### Problem to work on
If a line in the entries contains the string "data", include that line in your answer.

####################

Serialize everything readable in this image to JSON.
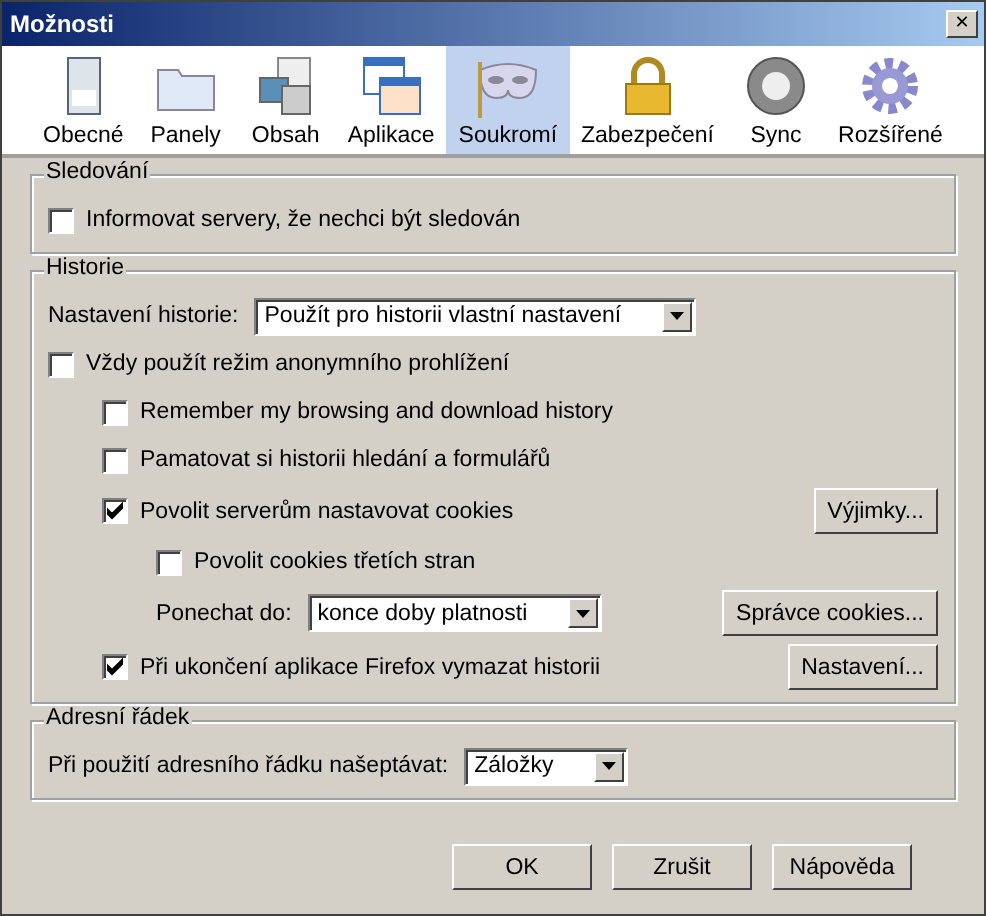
{
  "window": {
    "title": "Možnosti",
    "close": "✕"
  },
  "tabs": [
    {
      "label": "Obecné",
      "selected": false
    },
    {
      "label": "Panely",
      "selected": false
    },
    {
      "label": "Obsah",
      "selected": false
    },
    {
      "label": "Aplikace",
      "selected": false
    },
    {
      "label": "Soukromí",
      "selected": true
    },
    {
      "label": "Zabezpečení",
      "selected": false
    },
    {
      "label": "Sync",
      "selected": false
    },
    {
      "label": "Rozšířené",
      "selected": false
    }
  ],
  "tracking": {
    "title": "Sledování",
    "items": [
      {
        "kind": "checkbox",
        "label": "Informovat servery, že nechci být sledován",
        "checked": false
      }
    ]
  },
  "history": {
    "title": "Historie",
    "items": [
      {
        "kind": "select",
        "label": "Nastavení historie:",
        "value": "Použít pro historii vlastní nastavení"
      },
      {
        "kind": "checkbox",
        "label": "Vždy použít režim anonymního prohlížení",
        "checked": false,
        "children": [
          {
            "kind": "checkbox",
            "label": "Remember my browsing and download history",
            "checked": false
          },
          {
            "kind": "checkbox",
            "label": "Pamatovat si historii hledání a formulářů",
            "checked": false
          },
          {
            "kind": "checkbox",
            "label": "Povolit serverům nastavovat cookies",
            "checked": true,
            "button": "Výjimky...",
            "children": [
              {
                "kind": "checkbox",
                "label": "Povolit cookies třetích stran",
                "checked": false
              },
              {
                "kind": "select",
                "label": "Ponechat do:",
                "value": "konce doby platnosti",
                "button": "Správce cookies..."
              }
            ]
          },
          {
            "kind": "checkbox",
            "label": "Při ukončení aplikace Firefox vymazat historii",
            "checked": true,
            "button": "Nastavení..."
          }
        ]
      }
    ]
  },
  "address_bar": {
    "title": "Adresní řádek",
    "items": [
      {
        "kind": "select",
        "label": "Při použití adresního řádku našeptávat:",
        "value": "Záložky"
      }
    ]
  },
  "buttons": [
    "OK",
    "Zrušit",
    "Nápověda"
  ]
}
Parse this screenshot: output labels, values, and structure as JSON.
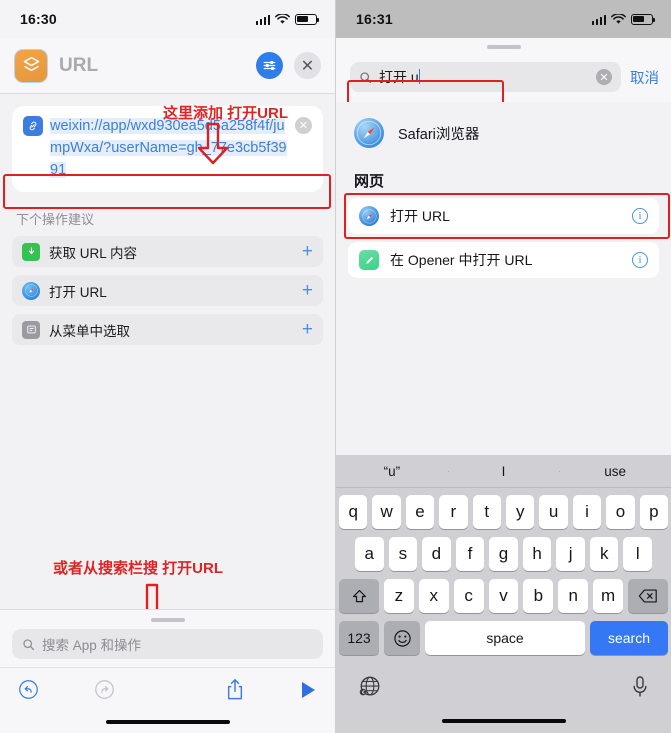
{
  "colors": {
    "accent_blue": "#3b7de0",
    "annotation_red": "#e02424",
    "highlight_border": "#e02020",
    "key_blue": "#3478f6",
    "app_icon_orange": "#e8963a",
    "green_icon": "#35c250"
  },
  "left": {
    "status": {
      "time": "16:30",
      "signal_icon": "cellular-bars-icon",
      "wifi_icon": "wifi-icon",
      "battery_icon": "battery-icon"
    },
    "header": {
      "app_icon": "shortcuts-app-icon",
      "title": "URL",
      "settings_icon": "sliders-icon",
      "close_icon": "close-x-icon"
    },
    "url_card": {
      "link_icon": "link-chip-icon",
      "value": "weixin://app/wxd930ea5d5a258f4f/jumpWxa/?userName=gh_77e3cb5f3991",
      "clear_icon": "clear-circle-icon"
    },
    "suggestions": {
      "label": "下个操作建议",
      "items": [
        {
          "icon": "download-url-icon",
          "label": "获取 URL 内容",
          "add_icon": "plus-icon"
        },
        {
          "icon": "safari-icon",
          "label": "打开 URL",
          "add_icon": "plus-icon"
        },
        {
          "icon": "menu-list-icon",
          "label": "从菜单中选取",
          "add_icon": "plus-icon"
        }
      ]
    },
    "annotations": [
      {
        "text": "这里添加 打开URL",
        "arrow": "down-arrow-icon"
      },
      {
        "text": "或者从搜索栏搜 打开URL",
        "arrow": "down-arrow-icon"
      }
    ],
    "search": {
      "icon": "search-icon",
      "placeholder": "搜索 App 和操作",
      "value": ""
    },
    "toolbar": {
      "undo_icon": "undo-icon",
      "redo_icon": "redo-icon",
      "share_icon": "share-icon",
      "play_icon": "play-icon"
    }
  },
  "right": {
    "status": {
      "time": "16:31",
      "signal_icon": "cellular-bars-icon",
      "wifi_icon": "wifi-icon",
      "battery_icon": "battery-icon"
    },
    "search": {
      "icon": "search-icon",
      "value": "打开 u",
      "clear_icon": "clear-circle-icon",
      "cancel_label": "取消"
    },
    "app_suggestion": {
      "icon": "safari-icon",
      "name": "Safari浏览器"
    },
    "group": {
      "title": "网页",
      "rows": [
        {
          "icon": "safari-icon",
          "label": "打开 URL",
          "info_icon": "info-icon",
          "highlighted": true
        },
        {
          "icon": "opener-pencil-icon",
          "label": "在 Opener 中打开 URL",
          "info_icon": "info-icon",
          "highlighted": false
        }
      ]
    },
    "keyboard": {
      "suggestions": [
        "“u”",
        "I",
        "use"
      ],
      "row1": [
        "q",
        "w",
        "e",
        "r",
        "t",
        "y",
        "u",
        "i",
        "o",
        "p"
      ],
      "row2": [
        "a",
        "s",
        "d",
        "f",
        "g",
        "h",
        "j",
        "k",
        "l"
      ],
      "row3": [
        "z",
        "x",
        "c",
        "v",
        "b",
        "n",
        "m"
      ],
      "shift_icon": "shift-arrow-icon",
      "backspace_icon": "backspace-icon",
      "numbers_label": "123",
      "emoji_icon": "emoji-smiley-icon",
      "space_label": "space",
      "return_label": "search",
      "globe_icon": "globe-icon",
      "mic_icon": "microphone-icon"
    }
  }
}
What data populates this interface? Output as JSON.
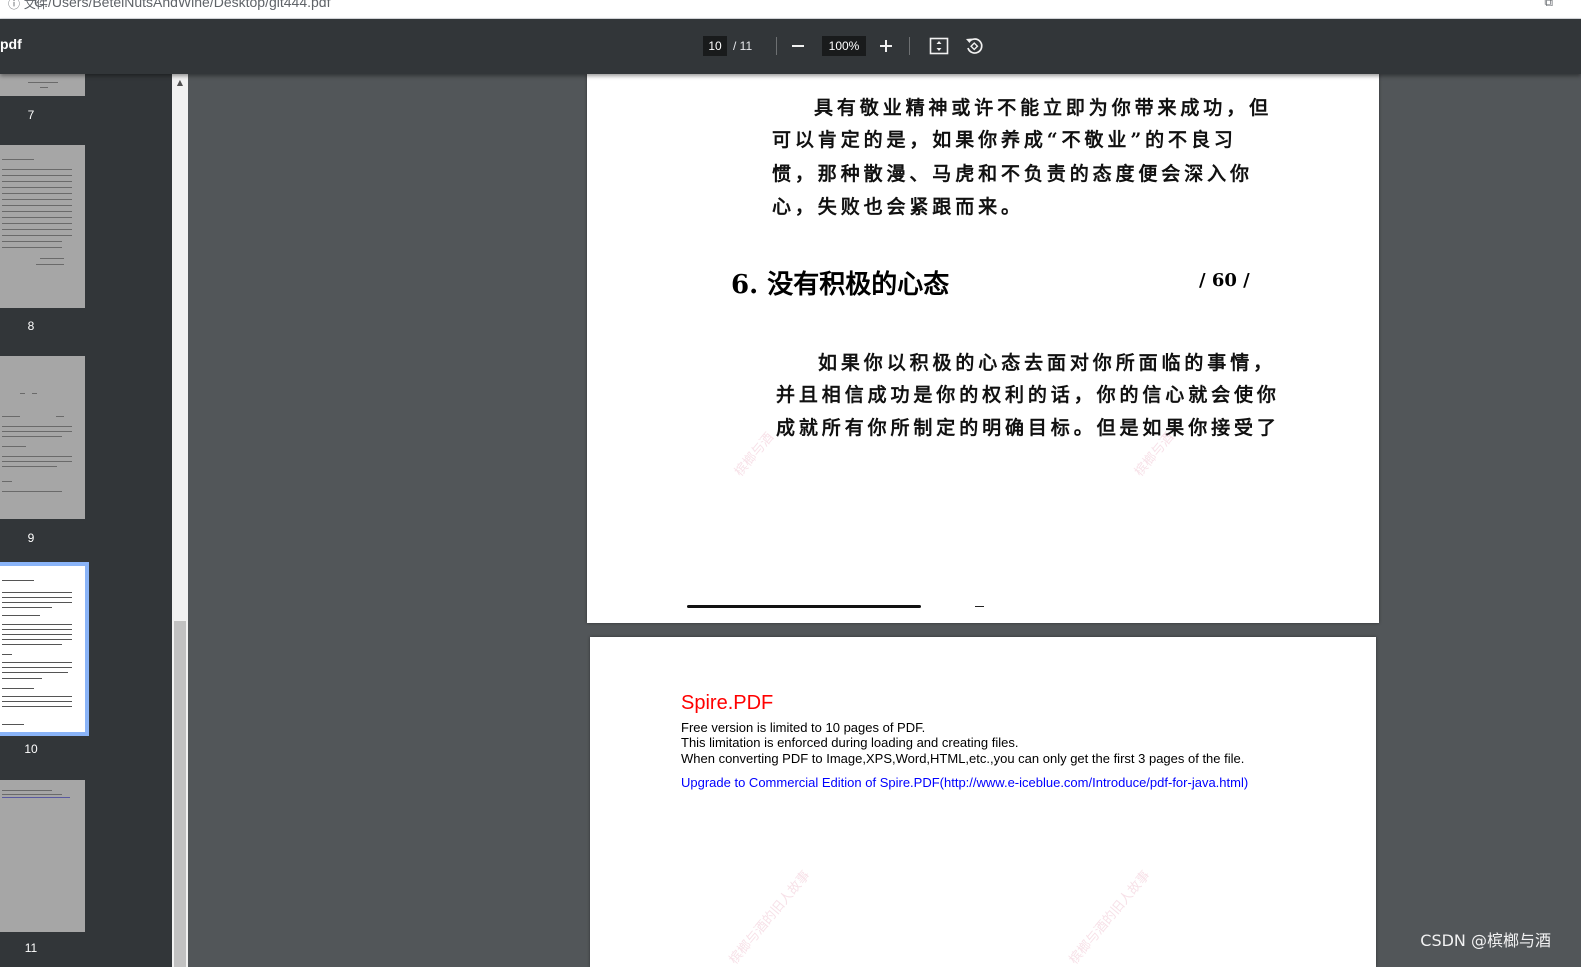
{
  "browser": {
    "info_label": "ⓘ 文件",
    "url": "C:/Users/BetelNutsAndWine/Desktop/git444.pdf"
  },
  "toolbar": {
    "title": "pdf",
    "current_page": "10",
    "total_pages": "/ 11",
    "zoom": "100%"
  },
  "sidebar": {
    "thumbnails": [
      {
        "label": "7"
      },
      {
        "label": "8"
      },
      {
        "label": "9"
      },
      {
        "label": "10"
      },
      {
        "label": "11"
      }
    ]
  },
  "page1": {
    "paragraph1": [
      "具有敬业精神或许不能立即为你带来成功，但",
      "可以肯定的是，如果你养成“不敬业”的不良习",
      "惯，那种散漫、马虎和不负责的态度便会深入你",
      "心，失败也会紧跟而来。"
    ],
    "heading": "6. 没有积极的心态",
    "page_marker": "/ 60 /",
    "paragraph2": [
      "如果你以积极的心态去面对你所面临的事情，",
      "并且相信成功是你的权利的话，你的信心就会使你",
      "成就所有你所制定的明确目标。但是如果你接受了"
    ],
    "watermark": "槟榔与酒"
  },
  "page2": {
    "title": "Spire.PDF",
    "lines": [
      "Free version is limited to 10 pages of PDF.",
      "This limitation is enforced during loading and creating files.",
      "When converting PDF to Image,XPS,Word,HTML,etc.,you can only get the first 3 pages of the file."
    ],
    "link": "Upgrade to Commercial Edition of Spire.PDF(http://www.e-iceblue.com/Introduce/pdf-for-java.html)",
    "watermark": "槟榔与酒的旧人故事"
  },
  "csdn_watermark": "CSDN @槟榔与酒",
  "colors": {
    "toolbar_bg": "#323639",
    "viewer_bg": "#525659",
    "active_thumb_outline": "#8ab4f8",
    "spire_red": "#ff0000",
    "link_blue": "#0000ff"
  }
}
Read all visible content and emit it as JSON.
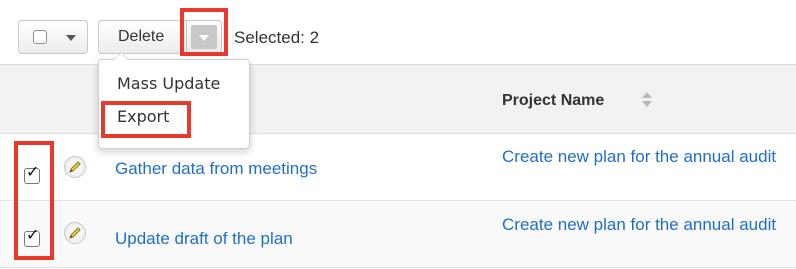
{
  "caption": "clipped heading text above toolbar",
  "toolbar": {
    "delete_label": "Delete",
    "selected_text": "Selected: 2"
  },
  "dropdown": {
    "items": [
      "Mass Update",
      "Export"
    ]
  },
  "table": {
    "column_header": "Project Name",
    "rows": [
      {
        "subject": "Gather data from meetings",
        "project": "Create new plan for the annual audit",
        "checked": true
      },
      {
        "subject": "Update draft of the plan",
        "project": "Create new plan for the annual audit",
        "checked": true
      }
    ]
  },
  "colors": {
    "highlight": "#e8392b",
    "link": "#1f6fc6",
    "header_bg": "#f2f2f2"
  },
  "icons": [
    "chevron-down-icon",
    "pencil-icon",
    "sort-icon",
    "checkmark-icon"
  ]
}
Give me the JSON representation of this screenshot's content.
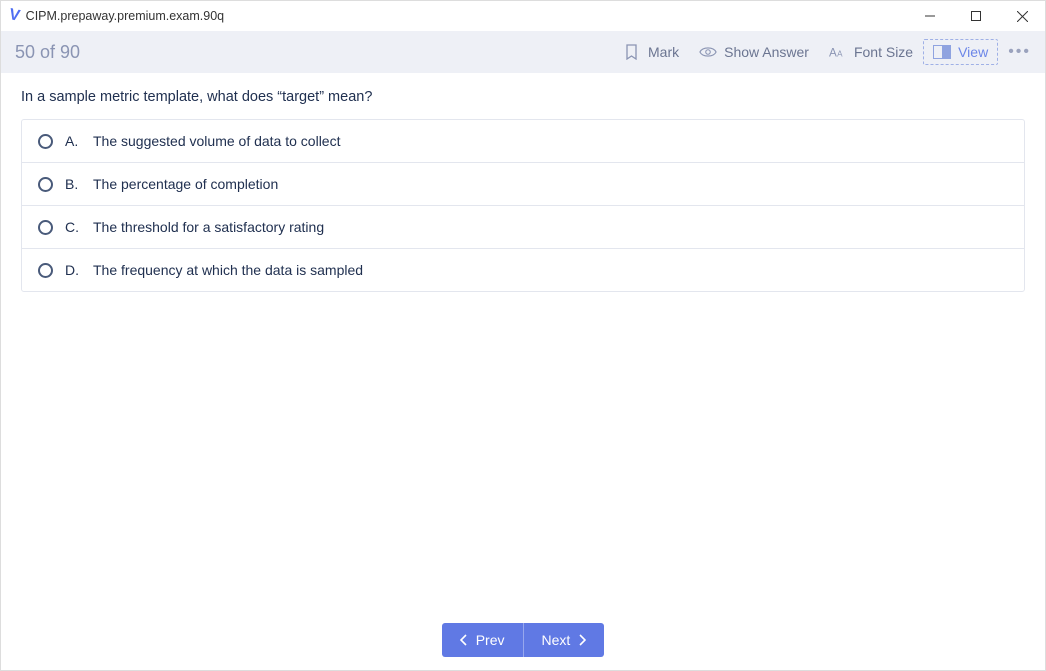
{
  "window": {
    "title": "CIPM.prepaway.premium.exam.90q"
  },
  "toolbar": {
    "progress": "50 of 90",
    "mark": "Mark",
    "show_answer": "Show Answer",
    "font_size": "Font Size",
    "view": "View"
  },
  "question": {
    "text": "In a sample metric template, what does “target” mean?",
    "options": [
      {
        "letter": "A.",
        "text": "The suggested volume of data to collect"
      },
      {
        "letter": "B.",
        "text": "The percentage of completion"
      },
      {
        "letter": "C.",
        "text": "The threshold for a satisfactory rating"
      },
      {
        "letter": "D.",
        "text": "The frequency at which the data is sampled"
      }
    ]
  },
  "nav": {
    "prev": "Prev",
    "next": "Next"
  }
}
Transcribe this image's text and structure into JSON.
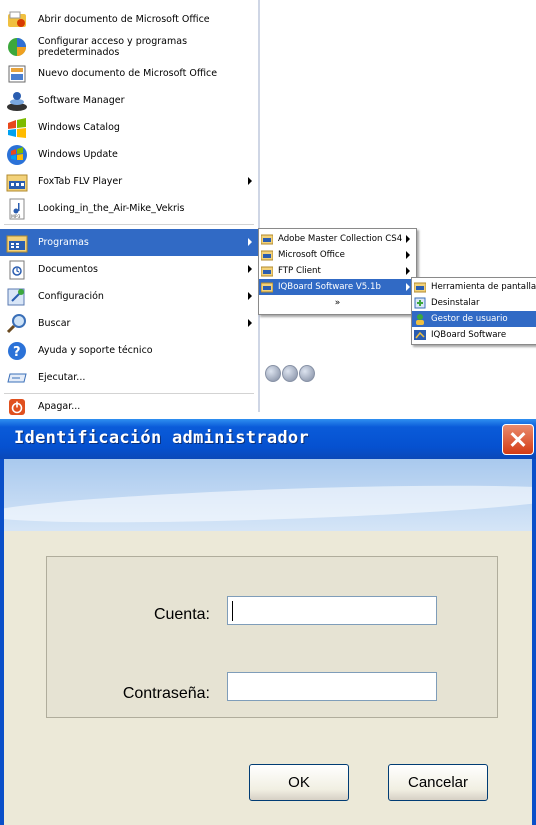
{
  "start_menu": {
    "items": [
      {
        "label": "Abrir documento de Microsoft Office",
        "icon": "office-open-icon"
      },
      {
        "label": "Configurar acceso y programas predeterminados",
        "icon": "program-access-icon"
      },
      {
        "label": "Nuevo documento de Microsoft Office",
        "icon": "office-new-icon"
      },
      {
        "label": "Software Manager",
        "icon": "software-manager-icon"
      },
      {
        "label": "Windows Catalog",
        "icon": "windows-catalog-icon"
      },
      {
        "label": "Windows Update",
        "icon": "windows-update-icon"
      },
      {
        "label": "FoxTab FLV Player",
        "icon": "foxtab-icon"
      },
      {
        "label": "Looking_in_the_Air-Mike_Vekris",
        "icon": "mp3-file-icon"
      },
      {
        "label": "Programas",
        "icon": "programs-icon"
      },
      {
        "label": "Documentos",
        "icon": "documents-icon"
      },
      {
        "label": "Configuración",
        "icon": "settings-icon"
      },
      {
        "label": "Buscar",
        "icon": "search-icon"
      },
      {
        "label": "Ayuda y soporte técnico",
        "icon": "help-icon"
      },
      {
        "label": "Ejecutar...",
        "icon": "run-icon"
      },
      {
        "label": "Apagar...",
        "icon": "shutdown-icon"
      }
    ],
    "programs_submenu": [
      {
        "label": "Adobe Master Collection CS4"
      },
      {
        "label": "Microsoft Office"
      },
      {
        "label": "FTP Client"
      },
      {
        "label": "IQBoard Software V5.1b"
      },
      {
        "label": "»"
      }
    ],
    "iqboard_submenu": [
      {
        "label": "Herramienta de pantalla"
      },
      {
        "label": "Desinstalar"
      },
      {
        "label": "Gestor de usuario"
      },
      {
        "label": "IQBoard Software"
      }
    ]
  },
  "dialog": {
    "title": "Identificación administrador",
    "account_label": "Cuenta:",
    "account_value": "",
    "password_label": "Contraseña:",
    "password_value": "",
    "ok_label": "OK",
    "cancel_label": "Cancelar"
  },
  "colors": {
    "selection": "#316ac5",
    "titlebar": "#0551d0",
    "dialog_bg": "#ece9d8",
    "close_button": "#d43b14"
  }
}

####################

### Task output
What data populates this interface? Output as JSON.
        "subject": "Gather data from meetings",
        "text": "The suggested volume of data to collect"
        "text": "The frequency at which the data is sampled"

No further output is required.